* Aim of the exercise:
Work out the number of lines in the records that include the word "BELAJAR"; reply with that number alone.

* Collected data:

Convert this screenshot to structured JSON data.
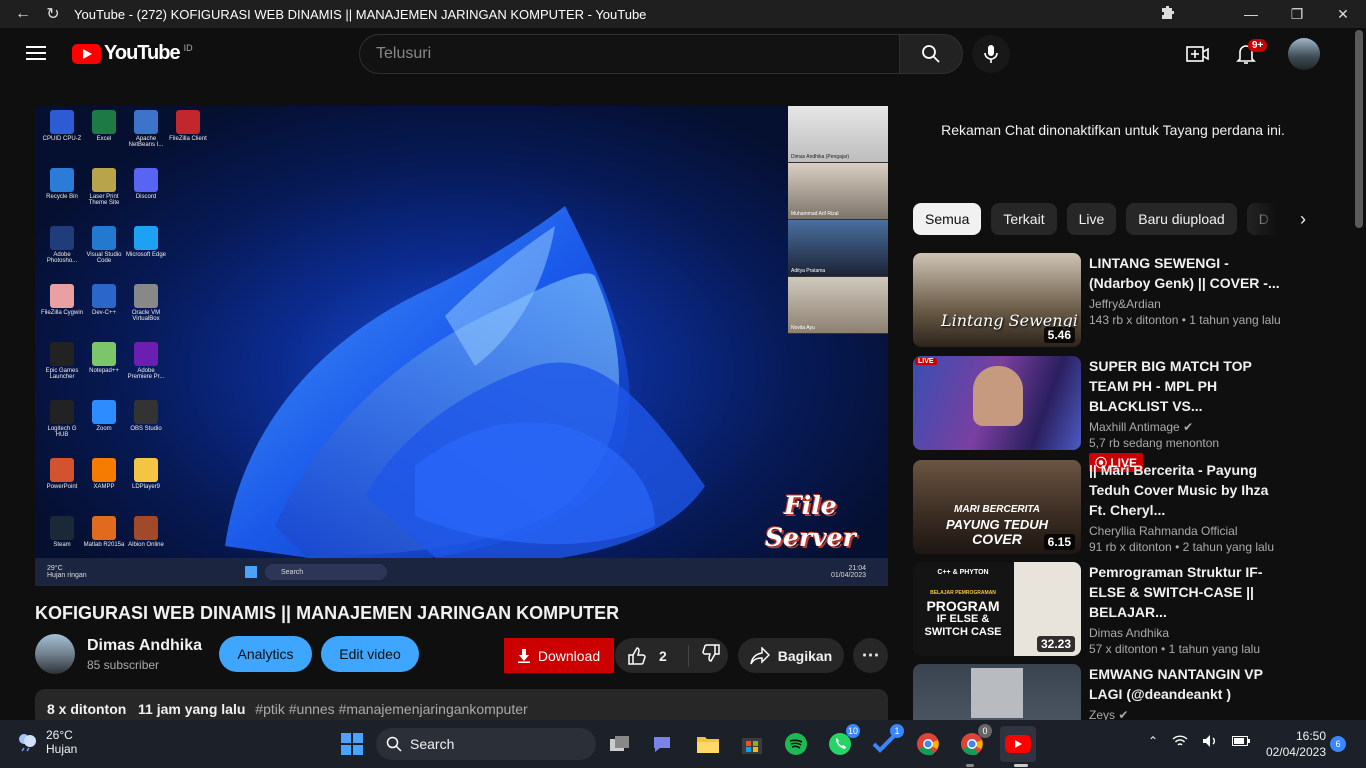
{
  "browser": {
    "tab_title": "YouTube - (272) KOFIGURASI WEB DINAMIS || MANAJEMEN JARINGAN KOMPUTER - YouTube"
  },
  "header": {
    "logo_text": "YouTube",
    "country_code": "ID",
    "search_placeholder": "Telusuri",
    "notification_count": "9+"
  },
  "video": {
    "overlay_text_line1": "File",
    "overlay_text_line2": "Server",
    "inner_weather_temp": "29°C",
    "inner_weather_text": "Hujan ringan",
    "inner_search": "Search",
    "inner_time": "21:04",
    "inner_date": "01/04/2023",
    "desktop_icons": [
      "CPUID CPU-Z",
      "Excel",
      "Apache NetBeans I...",
      "FileZilla Client",
      "Recycle Bin",
      "Laser Print Theme Site",
      "Discord",
      "",
      "Adobe Photosho...",
      "Visual Studio Code",
      "Microsoft Edge",
      "",
      "FileZilla Cygwin",
      "Dev-C++",
      "Oracle VM VirtualBox",
      "",
      "Epic Games Launcher",
      "Notepad++",
      "Adobe Premiere Pr...",
      "",
      "Logitech G HUB",
      "Zoom",
      "OBS Studio",
      "",
      "PowerPoint",
      "XAMPP",
      "LDPlayer9",
      "",
      "Steam",
      "Matlab R2015a",
      "Albion Online",
      ""
    ],
    "participants": [
      "Dimas Andhika (Pengajar)",
      "Muhammad Arif Rizal",
      "Aditya Pratama",
      "Novita Ayu"
    ]
  },
  "title": "KOFIGURASI WEB DINAMIS || MANAJEMEN JARINGAN KOMPUTER",
  "channel": {
    "name": "Dimas Andhika",
    "subscribers": "85 subscriber"
  },
  "actions": {
    "analytics": "Analytics",
    "edit": "Edit video",
    "download": "Download",
    "likes": "2",
    "share": "Bagikan"
  },
  "description": {
    "views": "8 x ditonton",
    "time": "11 jam yang lalu",
    "tags": "#ptik #unnes #manajemenjaringankomputer"
  },
  "chat_note": "Rekaman Chat dinonaktifkan untuk Tayang perdana ini.",
  "chips": [
    "Semua",
    "Terkait",
    "Live",
    "Baru diupload",
    "D"
  ],
  "recommendations": [
    {
      "title": "LINTANG SEWENGI - (Ndarboy Genk) || COVER -...",
      "channel": "Jeffry&Ardian",
      "views": "143 rb x ditonton",
      "age": "1 tahun yang lalu",
      "duration": "5.46",
      "thumb_text": "Lintang Sewengi",
      "verified": false,
      "live": false
    },
    {
      "title": "SUPER BIG MATCH TOP TEAM PH - MPL PH BLACKLIST VS...",
      "channel": "Maxhill Antimage",
      "views": "5,7 rb sedang menonton",
      "age": "",
      "duration": "",
      "thumb_text": "",
      "thumb_live": "LIVE",
      "live_badge": "LIVE",
      "verified": true,
      "live": true
    },
    {
      "title": "|| Mari Bercerita - Payung Teduh Cover Music by Ihza Ft. Cheryl...",
      "channel": "Cheryllia Rahmanda Official",
      "views": "91 rb x ditonton",
      "age": "2 tahun yang lalu",
      "duration": "6.15",
      "thumb_text_1": "MARI BERCERITA",
      "thumb_text_2": "PAYUNG TEDUH",
      "thumb_text_3": "COVER",
      "verified": false,
      "live": false
    },
    {
      "title": "Pemrograman Struktur IF-ELSE & SWITCH-CASE || BELAJAR...",
      "channel": "Dimas Andhika",
      "views": "57 x ditonton",
      "age": "1 tahun yang lalu",
      "duration": "32.23",
      "thumb_text_1": "C++ & PHYTON",
      "thumb_text_2": "BELAJAR PEMROGRAMAN",
      "thumb_text_3": "PROGRAM",
      "thumb_text_4": "IF ELSE &",
      "thumb_text_5": "SWITCH CASE",
      "verified": false,
      "live": false
    },
    {
      "title": "EMWANG NANTANGIN VP LAGI (@deandeankt )",
      "channel": "Zeys",
      "views": "",
      "age": "",
      "duration": "",
      "verified": true,
      "live": false
    }
  ],
  "taskbar": {
    "temperature": "26°C",
    "weather": "Hujan",
    "search": "Search",
    "whatsapp_badge": "10",
    "todo_badge": "1",
    "chrome2_badge": "0",
    "time": "16:50",
    "date": "02/04/2023",
    "notifications": "6"
  },
  "colors": {
    "background": "#0f0f0f",
    "accent_blue": "#3ea6ff",
    "brand_red": "#ff0000",
    "download_red": "#cc0000"
  }
}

* Exercise result:
2